A tangential thought comes to mind: The famously complex history of Roger Fenton’s Crimean War photograph*, -or rather double photograph- of images that portray the battlefield while leaving the veracity of photography as a truthful document in the dust, ultimately conveys the nature of war and not the recovered details of an historic incident. It is hard to imagine that Klein was not keenly aware of these parallels to his own subjective history investigation, especially when considering how the story under persistent controversy in the Fenton image hinges on the presence and placement of a field of cannonballs. Fenton’s photographs, like Klein’s use of image, is more powerful and valuable as a thoughtful artwork and alternate history-telling than it is as an objective record.
As important as the representational sculptural forms, the material presence of locally sourced wood and iron is essential to gaining meaning imbedded in the objects here.
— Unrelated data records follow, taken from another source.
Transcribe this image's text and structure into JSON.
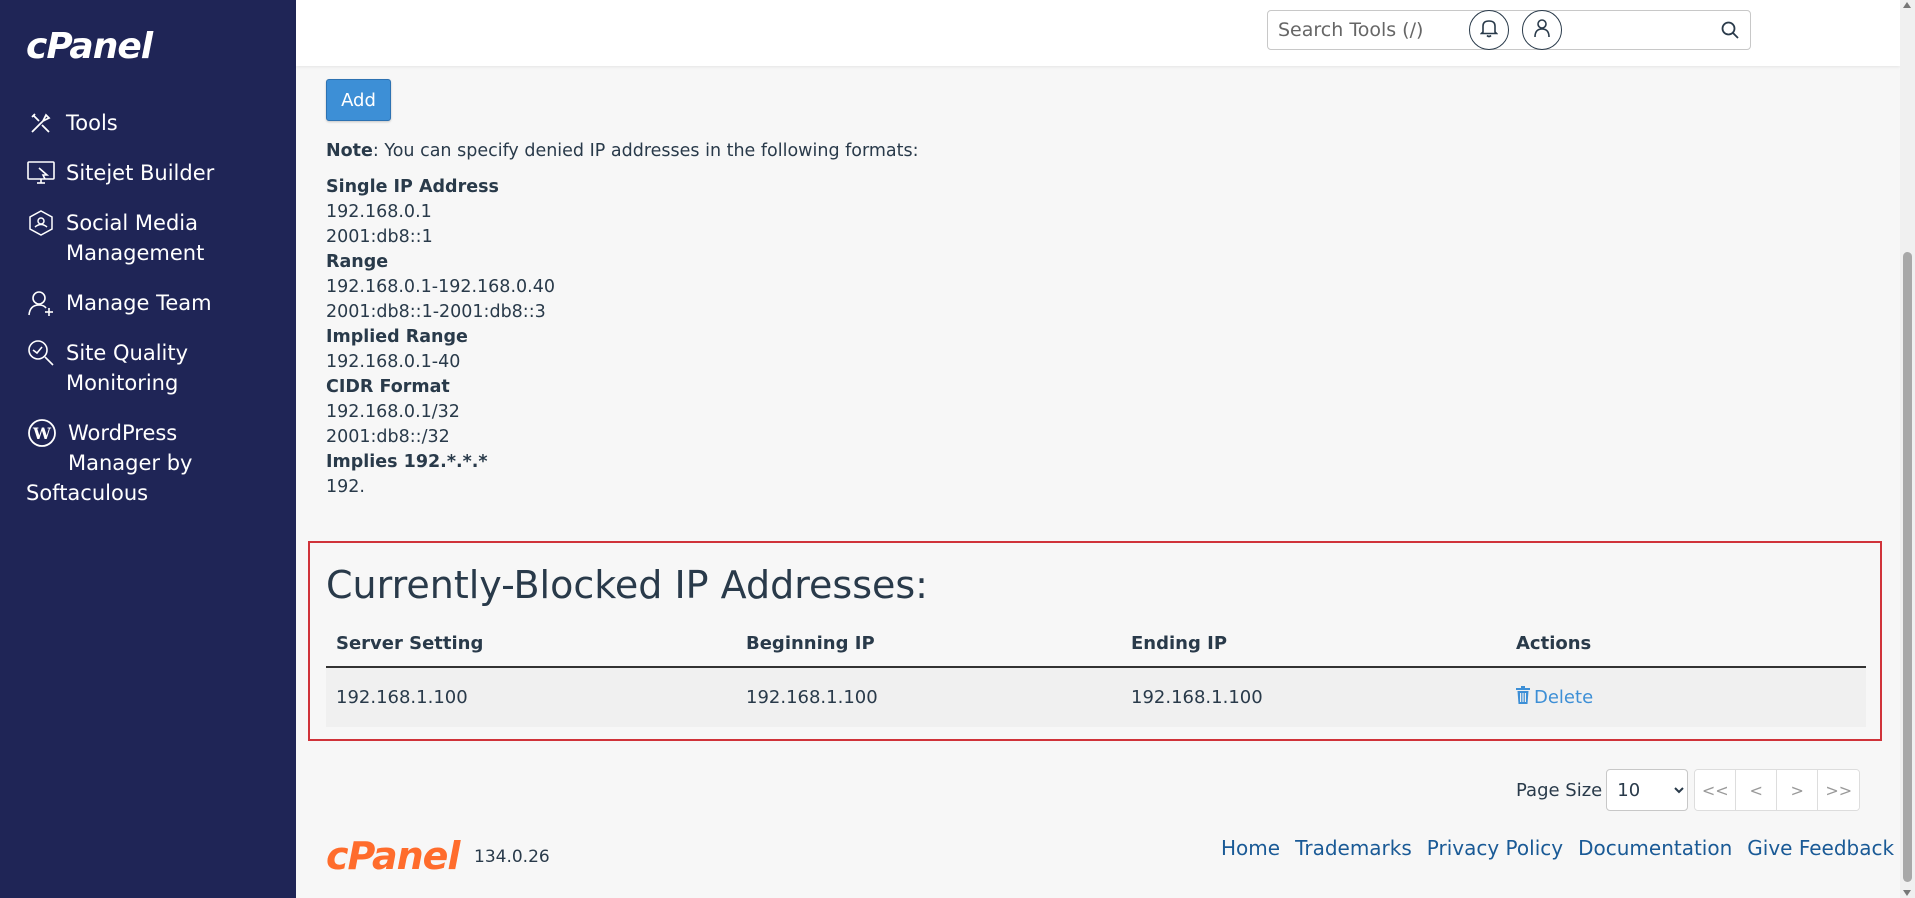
{
  "sidebar": {
    "logo": "cPanel",
    "items": [
      {
        "label": "Tools",
        "icon": "tools-icon"
      },
      {
        "label": "Sitejet Builder",
        "icon": "sitejet-icon"
      },
      {
        "label": "Social Media Management",
        "icon": "social-media-icon"
      },
      {
        "label": "Manage Team",
        "icon": "manage-team-icon"
      },
      {
        "label": "Site Quality Monitoring",
        "icon": "site-quality-icon"
      },
      {
        "label_line1": "WordPress",
        "label_line2": "Manager by",
        "label_line3": "Softaculous",
        "icon": "wordpress-icon"
      }
    ]
  },
  "topbar": {
    "search_placeholder": "Search Tools (/)"
  },
  "main": {
    "add_label": "Add",
    "note_label": "Note",
    "note_text": ": You can specify denied IP addresses in the following formats:",
    "formats": [
      {
        "heading": "Single IP Address",
        "lines": [
          "192.168.0.1",
          "2001:db8::1"
        ]
      },
      {
        "heading": "Range",
        "lines": [
          "192.168.0.1-192.168.0.40",
          "2001:db8::1-2001:db8::3"
        ]
      },
      {
        "heading": "Implied Range",
        "lines": [
          "192.168.0.1-40"
        ]
      },
      {
        "heading": "CIDR Format",
        "lines": [
          "192.168.0.1/32",
          "2001:db8::/32"
        ]
      },
      {
        "heading": "Implies 192.*.*.*",
        "lines": [
          "192."
        ]
      }
    ]
  },
  "blocked": {
    "title": "Currently-Blocked IP Addresses:",
    "columns": [
      "Server Setting",
      "Beginning IP",
      "Ending IP",
      "Actions"
    ],
    "rows": [
      {
        "server_setting": "192.168.1.100",
        "beginning_ip": "192.168.1.100",
        "ending_ip": "192.168.1.100",
        "action": "Delete"
      }
    ]
  },
  "pager": {
    "label": "Page Size",
    "selected": "10",
    "buttons": [
      "<<",
      "<",
      ">",
      ">>"
    ]
  },
  "footer": {
    "logo": "cPanel",
    "version": "134.0.26",
    "links": [
      "Home",
      "Trademarks",
      "Privacy Policy",
      "Documentation",
      "Give Feedback"
    ]
  },
  "colors": {
    "sidebar_bg": "#1f2556",
    "accent": "#3d8fd6",
    "highlight_border": "#d0333a",
    "footer_logo": "#ff6c2c"
  }
}
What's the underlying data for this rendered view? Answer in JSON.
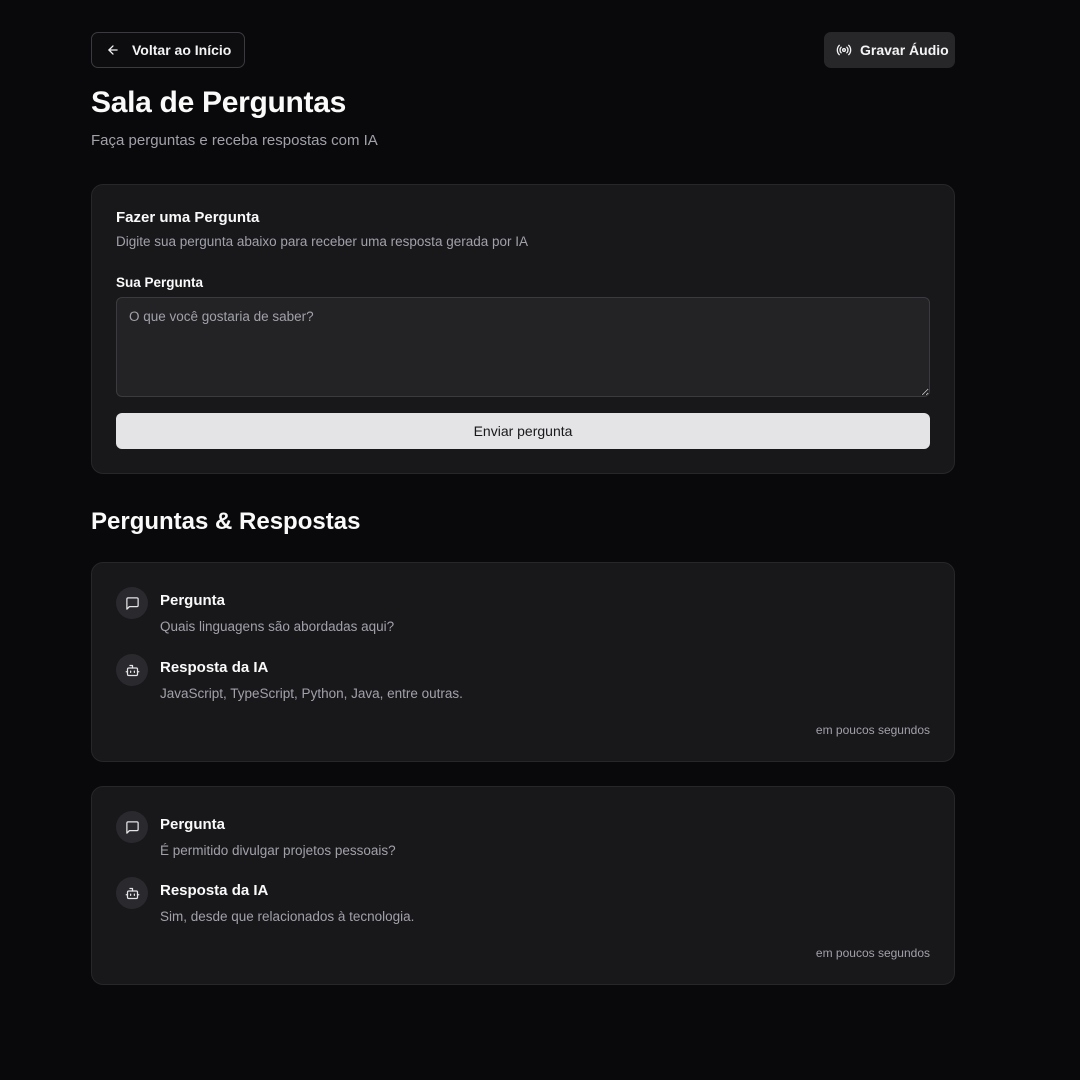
{
  "header": {
    "back_label": "Voltar ao Início",
    "audio_label": "Gravar Áudio"
  },
  "page": {
    "title": "Sala de Perguntas",
    "subtitle": "Faça perguntas e receba respostas com IA"
  },
  "form": {
    "title": "Fazer uma Pergunta",
    "description": "Digite sua pergunta abaixo para receber uma resposta gerada por IA",
    "field_label": "Sua Pergunta",
    "placeholder": "O que você gostaria de saber?",
    "value": "",
    "submit_label": "Enviar pergunta"
  },
  "qa_section": {
    "title": "Perguntas & Respostas",
    "items": [
      {
        "question_heading": "Pergunta",
        "question": "Quais linguagens são abordadas aqui?",
        "answer_heading": "Resposta da IA",
        "answer": "JavaScript, TypeScript, Python, Java, entre outras.",
        "time": "em poucos segundos"
      },
      {
        "question_heading": "Pergunta",
        "question": "É permitido divulgar projetos pessoais?",
        "answer_heading": "Resposta da IA",
        "answer": "Sim, desde que relacionados à tecnologia.",
        "time": "em poucos segundos"
      }
    ]
  },
  "colors": {
    "background": "#09090b",
    "card": "#18181b",
    "muted_text": "#a1a1aa",
    "primary_button": "#e4e4e7"
  },
  "icons": {
    "back": "arrow-left-icon",
    "audio": "radio-icon",
    "question": "message-square-icon",
    "answer": "bot-icon"
  }
}
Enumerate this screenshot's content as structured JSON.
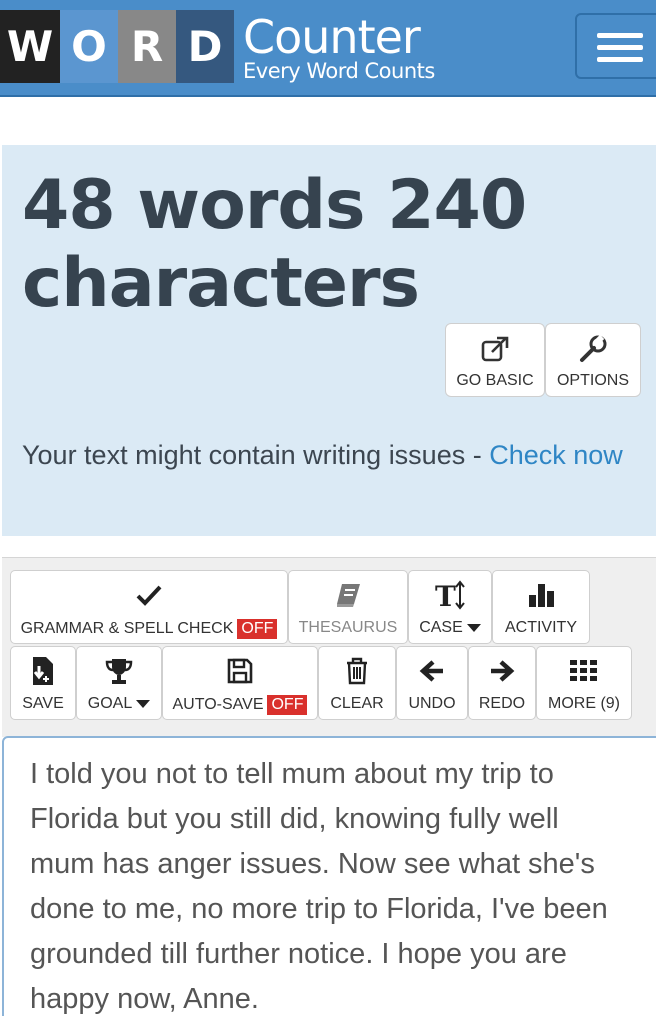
{
  "header": {
    "logo_letters": [
      "W",
      "O",
      "R",
      "D"
    ],
    "brand_name": "Counter",
    "tagline": "Every Word Counts",
    "menu_icon": "hamburger-icon",
    "colors": {
      "bar": "#4a8dc9",
      "tile_w": "#222222",
      "tile_o": "#5b96d0",
      "tile_r": "#888888",
      "tile_d": "#35587f"
    }
  },
  "counter": {
    "summary": "48 words 240 characters",
    "go_basic": {
      "label": "GO BASIC",
      "icon": "external-link-icon"
    },
    "options": {
      "label": "OPTIONS",
      "icon": "wrench-icon"
    },
    "issues_text": "Your text might contain writing issues - ",
    "issues_link": "Check now"
  },
  "toolbar": {
    "grammar": {
      "label": "GRAMMAR & SPELL CHECK",
      "state": "OFF",
      "icon": "checkmark-icon"
    },
    "thesaurus": {
      "label": "THESAURUS",
      "icon": "book-icon"
    },
    "case": {
      "label": "CASE",
      "icon": "text-case-icon"
    },
    "activity": {
      "label": "ACTIVITY",
      "icon": "bar-chart-icon"
    },
    "save": {
      "label": "SAVE",
      "icon": "save-file-icon"
    },
    "goal": {
      "label": "GOAL",
      "icon": "trophy-icon"
    },
    "autosave": {
      "label": "AUTO-SAVE",
      "state": "OFF",
      "icon": "floppy-icon"
    },
    "clear": {
      "label": "CLEAR",
      "icon": "trash-icon"
    },
    "undo": {
      "label": "UNDO",
      "icon": "arrow-left-icon"
    },
    "redo": {
      "label": "REDO",
      "icon": "arrow-right-icon"
    },
    "more": {
      "label": "MORE (9)",
      "icon": "grid-icon"
    },
    "off_color": "#d9302c"
  },
  "editor": {
    "text": "I told you not to tell mum about my trip to Florida but you still did, knowing fully well mum has anger issues. Now see what she's done to me, no more trip to Florida, I've been grounded till further notice. I hope you are happy now, Anne."
  }
}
Fungi were cut from dead trees as the artist clambered in the field to build his knowledge from his surroundings. They were then cast from iron ore dug from the surrounding Connecticut hills. Klein has traversed re-forested land surrounding abandoned sites from which iron was mined to drive the engine of growth from the Revolutionary War to the Civil War. This industrial history entwines the machinery of war with the vernacular architectural landscape. In addition to growing military arsenals, nails driven through the boards of newly constructed homes were forged from these sources, as were the shoes of horses, the hardware of mills, farming implements, anchors of ships…all deriving from ore underfoot and formed in forges kept burning at high heat by denuding and reshaping the forested environs. The fungi sprung from the seams of the fallen column indicate a retaking of this history, just like the lakes and trees that now cover up the brick and slag remnants of once ubiquitous operations of pit-mine extraction. A selection of some of the iron fungi will be returned to the land from which it came, to complete a circle by allowing its carefully cast form to disintegrate. The artist has handled these materials in a way that enables their own articulation of elemental stages in the unfolding passage of time and reclamation.
By gaining knowledge of the extensive history that the artist has been engaged with through book and shovel, image and forge, the objects represented give voice to unseen phantoms of our environs. Yet, it seems clear that the subject matter of this installation is a small component of a more cosmic vision to expand on thematically. The Understory dwells on the presence (and depletion) of material resources, how they become integral in human innovation and therefore valued, devalued and consumed; what they are and what meanings they may hold. Klein’s predecessor Smithson used the objects that he arrayed in a gallery, notably rocks, broken glass and mirrors, to redirect our view to something beyond, informed and aware of the phenomena from which his materials took shape and the timeline that was required for the shaping. We gain access to the local subject, the understory, and the complicity of the featured material in this exhibit in rich and intricate ways. The larger context for Klein’s thinking is subtly indicated here in seeming asides, like the casual placement of rusted iron alongside a geological mass on a windowsill. But the window itself seems to be an important portal to the next iteration of his project. WM
* The Valley of the Shadow of Death; Roger Fenton, salted paper print, 1855
Axel Bishop is a poet based in St. Johns, Newfoundland. Bishop lectures and writes about art and architecture, and reviews exhibitions concentrated in the Northeast United States and Canada. Recent writing has appeared in Architectural Inventions (Laurence King, UK), Cornelia Magazine (Buffalo, NY), and WTD Magazine (UAE). Image credit: Heike Storm 2019.view all articles from this author